Please return every record below exactly as it stands.

DATA TO PROCESS
==================================================
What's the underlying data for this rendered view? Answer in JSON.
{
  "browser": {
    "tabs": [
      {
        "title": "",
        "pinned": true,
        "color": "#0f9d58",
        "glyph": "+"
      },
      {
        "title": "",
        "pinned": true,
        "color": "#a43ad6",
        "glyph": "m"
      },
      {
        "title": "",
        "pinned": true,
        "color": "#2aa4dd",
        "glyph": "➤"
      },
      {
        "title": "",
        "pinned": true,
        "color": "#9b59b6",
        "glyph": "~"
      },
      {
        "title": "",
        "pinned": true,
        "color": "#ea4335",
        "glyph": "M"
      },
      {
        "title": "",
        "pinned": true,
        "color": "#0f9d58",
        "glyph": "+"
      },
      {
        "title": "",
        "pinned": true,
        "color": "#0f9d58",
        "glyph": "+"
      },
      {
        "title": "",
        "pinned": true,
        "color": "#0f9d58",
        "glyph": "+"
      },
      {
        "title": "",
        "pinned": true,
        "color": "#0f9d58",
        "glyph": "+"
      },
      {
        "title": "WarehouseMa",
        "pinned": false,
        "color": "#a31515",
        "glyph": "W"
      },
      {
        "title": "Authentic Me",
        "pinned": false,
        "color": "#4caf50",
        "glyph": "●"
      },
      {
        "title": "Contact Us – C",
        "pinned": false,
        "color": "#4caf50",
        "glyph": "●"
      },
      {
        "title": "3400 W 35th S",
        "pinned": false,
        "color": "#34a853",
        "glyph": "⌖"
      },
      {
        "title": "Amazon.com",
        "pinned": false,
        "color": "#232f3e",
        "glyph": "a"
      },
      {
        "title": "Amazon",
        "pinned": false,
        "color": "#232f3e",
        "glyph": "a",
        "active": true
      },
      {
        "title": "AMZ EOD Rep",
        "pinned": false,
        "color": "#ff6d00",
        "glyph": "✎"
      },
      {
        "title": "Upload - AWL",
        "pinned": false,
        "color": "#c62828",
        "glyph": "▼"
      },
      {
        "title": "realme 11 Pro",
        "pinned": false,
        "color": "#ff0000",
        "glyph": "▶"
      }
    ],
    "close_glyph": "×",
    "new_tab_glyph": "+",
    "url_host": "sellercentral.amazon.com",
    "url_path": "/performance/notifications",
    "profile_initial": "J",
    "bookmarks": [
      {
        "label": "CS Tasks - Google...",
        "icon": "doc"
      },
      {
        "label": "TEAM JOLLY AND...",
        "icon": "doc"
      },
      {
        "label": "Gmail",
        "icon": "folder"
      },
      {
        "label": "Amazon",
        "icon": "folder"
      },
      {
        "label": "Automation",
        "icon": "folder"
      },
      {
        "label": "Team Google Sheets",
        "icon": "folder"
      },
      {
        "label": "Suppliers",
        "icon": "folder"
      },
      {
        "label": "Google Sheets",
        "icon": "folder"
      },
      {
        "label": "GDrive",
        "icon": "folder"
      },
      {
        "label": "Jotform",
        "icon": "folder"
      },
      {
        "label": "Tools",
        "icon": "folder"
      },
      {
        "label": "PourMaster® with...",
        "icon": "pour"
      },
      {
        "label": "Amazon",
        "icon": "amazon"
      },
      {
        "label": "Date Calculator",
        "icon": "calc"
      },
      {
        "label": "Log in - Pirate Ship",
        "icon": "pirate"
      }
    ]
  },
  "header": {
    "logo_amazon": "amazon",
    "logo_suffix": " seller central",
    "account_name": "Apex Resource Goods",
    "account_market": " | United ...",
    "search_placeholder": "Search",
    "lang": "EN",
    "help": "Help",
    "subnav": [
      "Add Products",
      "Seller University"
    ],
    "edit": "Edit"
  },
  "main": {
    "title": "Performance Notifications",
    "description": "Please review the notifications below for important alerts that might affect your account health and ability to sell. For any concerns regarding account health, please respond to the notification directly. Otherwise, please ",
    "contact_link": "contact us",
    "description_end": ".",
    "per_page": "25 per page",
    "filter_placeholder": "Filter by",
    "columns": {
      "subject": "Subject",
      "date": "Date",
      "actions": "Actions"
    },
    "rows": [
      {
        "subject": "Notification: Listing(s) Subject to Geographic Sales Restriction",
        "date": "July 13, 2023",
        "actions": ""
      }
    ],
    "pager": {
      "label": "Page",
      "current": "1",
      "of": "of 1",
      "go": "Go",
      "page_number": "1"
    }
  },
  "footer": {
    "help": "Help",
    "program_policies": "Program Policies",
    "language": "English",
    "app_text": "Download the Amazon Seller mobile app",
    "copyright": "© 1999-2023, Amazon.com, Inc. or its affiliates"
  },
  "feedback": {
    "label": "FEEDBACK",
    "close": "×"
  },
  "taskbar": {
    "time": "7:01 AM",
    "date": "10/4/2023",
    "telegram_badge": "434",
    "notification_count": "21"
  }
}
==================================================
EXERCISE ANSWER
What's the underlying data for this rendered view? Answer in JSON.
{
  "browser": {
    "tabs": [
      {
        "title": "",
        "pinned": true,
        "color": "#0f9d58",
        "glyph": "+"
      },
      {
        "title": "",
        "pinned": true,
        "color": "#a43ad6",
        "glyph": "m"
      },
      {
        "title": "",
        "pinned": true,
        "color": "#2aa4dd",
        "glyph": "➤"
      },
      {
        "title": "",
        "pinned": true,
        "color": "#9b59b6",
        "glyph": "~"
      },
      {
        "title": "",
        "pinned": true,
        "color": "#ea4335",
        "glyph": "M"
      },
      {
        "title": "",
        "pinned": true,
        "color": "#0f9d58",
        "glyph": "+"
      },
      {
        "title": "",
        "pinned": true,
        "color": "#0f9d58",
        "glyph": "+"
      },
      {
        "title": "",
        "pinned": true,
        "color": "#0f9d58",
        "glyph": "+"
      },
      {
        "title": "",
        "pinned": true,
        "color": "#0f9d58",
        "glyph": "+"
      },
      {
        "title": "WarehouseMa",
        "pinned": false,
        "color": "#a31515",
        "glyph": "W"
      },
      {
        "title": "Authentic Me",
        "pinned": false,
        "color": "#4caf50",
        "glyph": "●"
      },
      {
        "title": "Contact Us – C",
        "pinned": false,
        "color": "#4caf50",
        "glyph": "●"
      },
      {
        "title": "3400 W 35th S",
        "pinned": false,
        "color": "#34a853",
        "glyph": "⌖"
      },
      {
        "title": "Amazon.com",
        "pinned": false,
        "color": "#232f3e",
        "glyph": "a"
      },
      {
        "title": "Amazon",
        "pinned": false,
        "color": "#232f3e",
        "glyph": "a",
        "active": true
      },
      {
        "title": "AMZ EOD Rep",
        "pinned": false,
        "color": "#ff6d00",
        "glyph": "✎"
      },
      {
        "title": "Upload - AWL",
        "pinned": false,
        "color": "#c62828",
        "glyph": "▼"
      },
      {
        "title": "realme 11 Pro",
        "pinned": false,
        "color": "#ff0000",
        "glyph": "▶"
      }
    ],
    "close_glyph": "×",
    "new_tab_glyph": "+",
    "url_host": "sellercentral.amazon.com",
    "url_path": "/performance/notifications",
    "profile_initial": "J",
    "bookmarks": [
      {
        "label": "CS Tasks - Google...",
        "icon": "doc"
      },
      {
        "label": "TEAM JOLLY AND...",
        "icon": "doc"
      },
      {
        "label": "Gmail",
        "icon": "folder"
      },
      {
        "label": "Amazon",
        "icon": "folder"
      },
      {
        "label": "Automation",
        "icon": "folder"
      },
      {
        "label": "Team Google Sheets",
        "icon": "folder"
      },
      {
        "label": "Suppliers",
        "icon": "folder"
      },
      {
        "label": "Google Sheets",
        "icon": "folder"
      },
      {
        "label": "GDrive",
        "icon": "folder"
      },
      {
        "label": "Jotform",
        "icon": "folder"
      },
      {
        "label": "Tools",
        "icon": "folder"
      },
      {
        "label": "PourMaster® with...",
        "icon": "pour"
      },
      {
        "label": "Amazon",
        "icon": "amazon"
      },
      {
        "label": "Date Calculator",
        "icon": "calc"
      },
      {
        "label": "Log in - Pirate Ship",
        "icon": "pirate"
      }
    ]
  },
  "header": {
    "logo_amazon": "amazon",
    "logo_suffix": " seller central",
    "account_name": "Apex Resource Goods",
    "account_market": " | United ...",
    "search_placeholder": "Search",
    "lang": "EN",
    "help": "Help",
    "subnav": [
      "Add Products",
      "Seller University"
    ],
    "edit": "Edit"
  },
  "main": {
    "title": "Performance Notifications",
    "description": "Please review the notifications below for important alerts that might affect your account health and ability to sell. For any concerns regarding account health, please respond to the notification directly. Otherwise, please ",
    "contact_link": "contact us",
    "description_end": ".",
    "per_page": "25 per page",
    "filter_placeholder": "Filter by",
    "columns": {
      "subject": "Subject",
      "date": "Date",
      "actions": "Actions"
    },
    "rows": [
      {
        "subject": "Notification: Listing(s) Subject to Geographic Sales Restriction",
        "date": "July 13, 2023",
        "actions": ""
      }
    ],
    "pager": {
      "label": "Page",
      "current": "1",
      "of": "of 1",
      "go": "Go",
      "page_number": "1"
    }
  },
  "footer": {
    "help": "Help",
    "program_policies": "Program Policies",
    "language": "English",
    "app_text": "Download the Amazon Seller mobile app",
    "copyright": "© 1999-2023, Amazon.com, Inc. or its affiliates"
  },
  "feedback": {
    "label": "FEEDBACK",
    "close": "×"
  },
  "taskbar": {
    "time": "7:01 AM",
    "date": "10/4/2023",
    "telegram_badge": "434",
    "notification_count": "21"
  }
}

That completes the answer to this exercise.